Seven of the 10 tracts with the largest working class concentrations are in the city proper, including four in Little Village, two in New City, and one in Brighton Park. Sampson writes to me that many of these tracts are highly immigrant, mainly Latino enclaves. South Deering on the far south side remains a bastion of blue collar workers, even 30 years after the closing of Wisconsin Steel, as does South Lawndale (a part of the formerly Eastern European enclave of Little Village, which has in recent years become a bastion for Mexican immigrants), despite the closings of the big Western Electric and International Harvester plants that used to employ so many. In the greater metro area, Joliet and Cicero as well as Gary across the border in Indiana have significant working class concentrations.

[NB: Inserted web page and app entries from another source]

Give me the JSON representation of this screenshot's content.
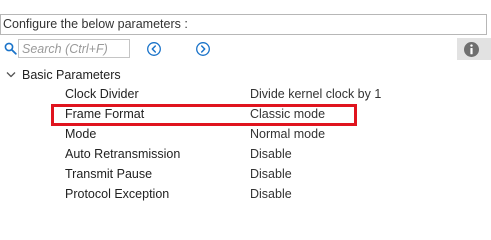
{
  "header": {
    "title": "Configure the below parameters :"
  },
  "toolbar": {
    "search_placeholder": "Search (Ctrl+F)",
    "icons": {
      "search": "search-icon",
      "previous": "chevron-left-circle-icon",
      "next": "chevron-right-circle-icon",
      "info": "info-icon"
    }
  },
  "tree": {
    "group_label": "Basic Parameters",
    "params": [
      {
        "name": "Clock Divider",
        "value": "Divide kernel clock by 1"
      },
      {
        "name": "Frame Format",
        "value": "Classic mode"
      },
      {
        "name": "Mode",
        "value": "Normal mode"
      },
      {
        "name": "Auto Retransmission",
        "value": "Disable"
      },
      {
        "name": "Transmit Pause",
        "value": "Disable"
      },
      {
        "name": "Protocol Exception",
        "value": "Disable"
      }
    ]
  },
  "colors": {
    "highlight": "#e0141e",
    "accent": "#1a73c9"
  }
}
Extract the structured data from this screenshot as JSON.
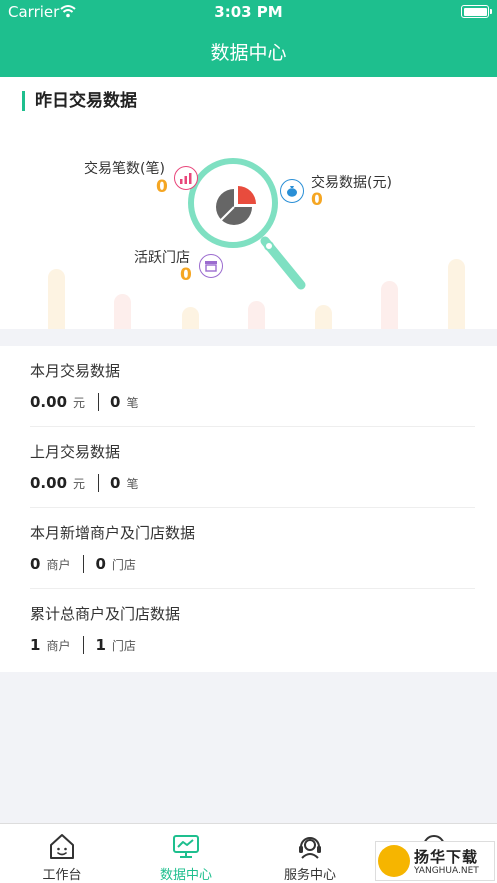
{
  "status_bar": {
    "carrier": "Carrier",
    "time": "3:03 PM"
  },
  "nav": {
    "title": "数据中心"
  },
  "yesterday": {
    "title": "昨日交易数据",
    "transaction_count": {
      "label": "交易笔数(笔)",
      "value": "0",
      "icon": "bar-chart-icon"
    },
    "transaction_amount": {
      "label": "交易数据(元)",
      "value": "0",
      "icon": "money-bag-icon"
    },
    "active_stores": {
      "label": "活跃门店",
      "value": "0",
      "icon": "store-icon"
    },
    "center_icon": "magnifier-pie-chart-icon"
  },
  "stats": [
    {
      "title": "本月交易数据",
      "v1": "0.00",
      "u1": "元",
      "v2": "0",
      "u2": "笔"
    },
    {
      "title": "上月交易数据",
      "v1": "0.00",
      "u1": "元",
      "v2": "0",
      "u2": "笔"
    },
    {
      "title": "本月新增商户及门店数据",
      "v1": "0",
      "u1": "商户",
      "v2": "0",
      "u2": "门店"
    },
    {
      "title": "累计总商户及门店数据",
      "v1": "1",
      "u1": "商户",
      "v2": "1",
      "u2": "门店"
    }
  ],
  "tabs": [
    {
      "label": "工作台",
      "icon": "home-icon"
    },
    {
      "label": "数据中心",
      "icon": "monitor-chart-icon"
    },
    {
      "label": "服务中心",
      "icon": "headset-icon"
    },
    {
      "label": "",
      "icon": "face-icon"
    }
  ],
  "watermark": {
    "name": "扬华下载",
    "url": "YANGHUA.NET"
  },
  "colors": {
    "brand": "#1ebf8e",
    "value": "#f5a623",
    "pink": "#e8457a",
    "blue": "#2a8fd6",
    "purple": "#9b6ccf"
  }
}
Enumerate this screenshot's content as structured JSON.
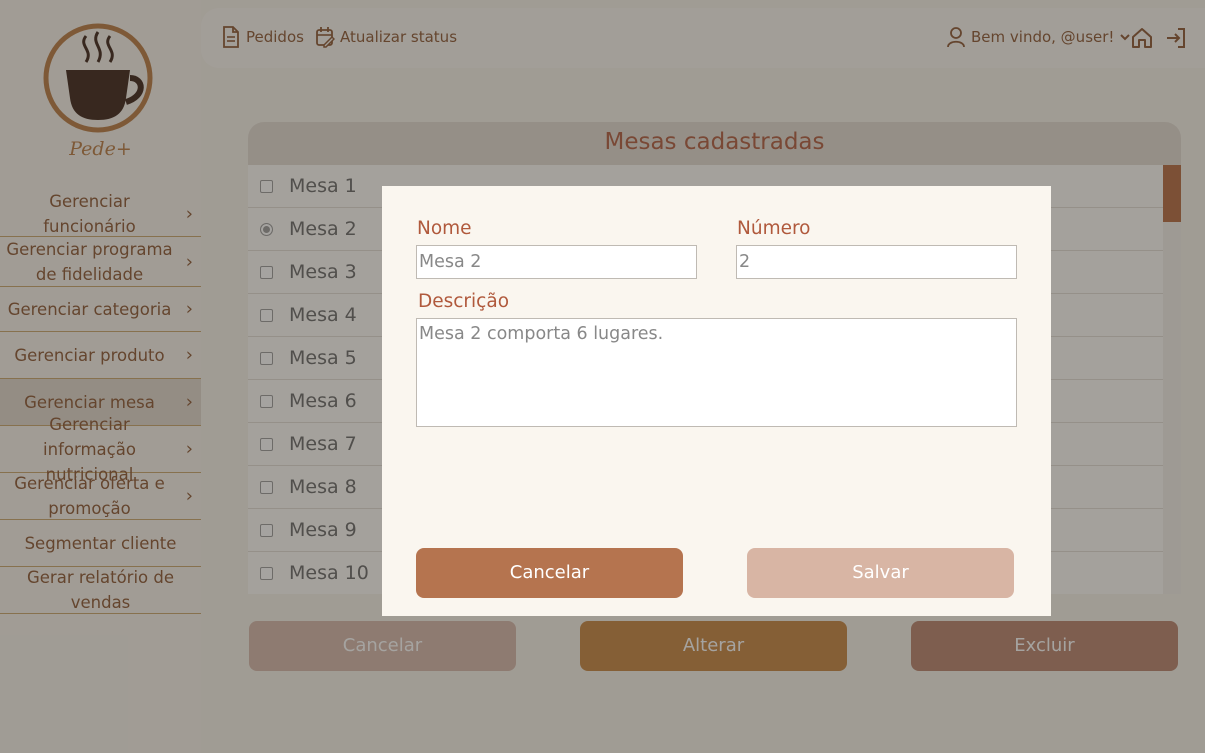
{
  "brand": {
    "logo_text": "Pede+"
  },
  "sidebar": {
    "items": [
      {
        "label": "Gerenciar funcionário",
        "arrow": true
      },
      {
        "label": "Gerenciar programa de fidelidade",
        "arrow": true
      },
      {
        "label": "Gerenciar categoria",
        "arrow": true
      },
      {
        "label": "Gerenciar produto",
        "arrow": true
      },
      {
        "label": "Gerenciar mesa",
        "arrow": true,
        "active": true
      },
      {
        "label": "Gerenciar informação nutricional",
        "arrow": true
      },
      {
        "label": "Gerenciar oferta e promoção",
        "arrow": true
      },
      {
        "label": "Segmentar cliente",
        "arrow": false
      },
      {
        "label": "Gerar relatório de vendas",
        "arrow": false
      }
    ]
  },
  "header": {
    "orders_label": "Pedidos",
    "update_status_label": "Atualizar status",
    "welcome_label": "Bem vindo, @user!"
  },
  "table": {
    "title": "Mesas cadastradas",
    "rows": [
      {
        "label": "Mesa 1",
        "selected": false
      },
      {
        "label": "Mesa 2",
        "selected": true
      },
      {
        "label": "Mesa 3",
        "selected": false
      },
      {
        "label": "Mesa 4",
        "selected": false
      },
      {
        "label": "Mesa 5",
        "selected": false
      },
      {
        "label": "Mesa 6",
        "selected": false
      },
      {
        "label": "Mesa 7",
        "selected": false
      },
      {
        "label": "Mesa 8",
        "selected": false
      },
      {
        "label": "Mesa 9",
        "selected": false
      },
      {
        "label": "Mesa 10",
        "selected": false
      }
    ]
  },
  "actions": {
    "cancel_label": "Cancelar",
    "alter_label": "Alterar",
    "delete_label": "Excluir"
  },
  "modal": {
    "name_label": "Nome",
    "name_value": "Mesa 2",
    "number_label": "Número",
    "number_value": "2",
    "description_label": "Descrição",
    "description_value": "Mesa 2 comporta 6 lugares.",
    "cancel_label": "Cancelar",
    "save_label": "Salvar"
  },
  "colors": {
    "accent": "#b0593c",
    "text_brown": "#8a5531",
    "button_cancel": "#b5744f",
    "button_save": "#d8b5a4",
    "button_alter": "#c5843f",
    "logo_ring": "#b87940",
    "cup": "#3a1f14"
  },
  "icons": {
    "orders": "document-icon",
    "update_status": "calendar-edit-icon",
    "user": "user-icon",
    "dropdown": "chevron-down-icon",
    "home": "home-icon",
    "logout": "logout-icon",
    "menu_arrow": "chevron-right-icon"
  }
}
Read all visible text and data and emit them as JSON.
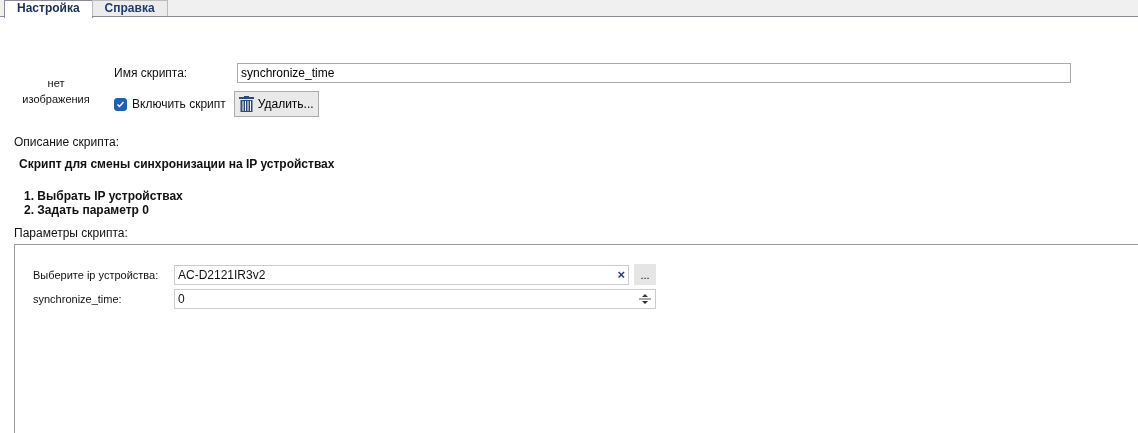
{
  "tabs": [
    {
      "label": "Настройка",
      "selected": true
    },
    {
      "label": "Справка",
      "selected": false
    }
  ],
  "image_placeholder": "нет изображения",
  "script_name": {
    "label": "Имя скрипта:",
    "value": "synchronize_time"
  },
  "enable": {
    "label": "Включить скрипт",
    "checked": true
  },
  "delete_button": "Удалить...",
  "description": {
    "label": "Описание скрипта:",
    "title": "Скрипт для смены синхронизации на IP устройствах",
    "steps": [
      "1. Выбрать IP устройствах",
      "2. Задать параметр 0"
    ]
  },
  "parameters": {
    "label": "Параметры скрипта:",
    "rows": [
      {
        "kind": "picker",
        "label": "Выберите ip устройства:",
        "value": "AC-D2121IR3v2",
        "clear": "×",
        "browse": "..."
      },
      {
        "kind": "spinner",
        "label": "synchronize_time:",
        "value": "0"
      }
    ]
  }
}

|Top 10 Working Class Locations in the Chicago Metro|
|Neighborhood ( Census Tract #)||Working Class Share|
|Little Village, Chicago (3017.01)||66.9%|
|Gary, Indiana (411)||59.6%|
|Brighton Park, Chicago (5808)||59.5%|
|New City, Chicago (6104)||59.2%|
|Cicero, Illinois (8133.02)||58.9%|
|Little Village, Chicago (8408)||58.0%|
|Joliet, Illinois (8813.01)||58.0%|
|New City, Chicago (6103)||57.9%|
|Little Village, Chicago (8407)||56.5%|
|Little Village, Chicago (3018.03)||55.6%|
My next post in this series will look at Washington, D.C., one of the country's fastest-growing and most affluent metros.
All maps by MPI's Zara Matheson.
Prior posts in this series: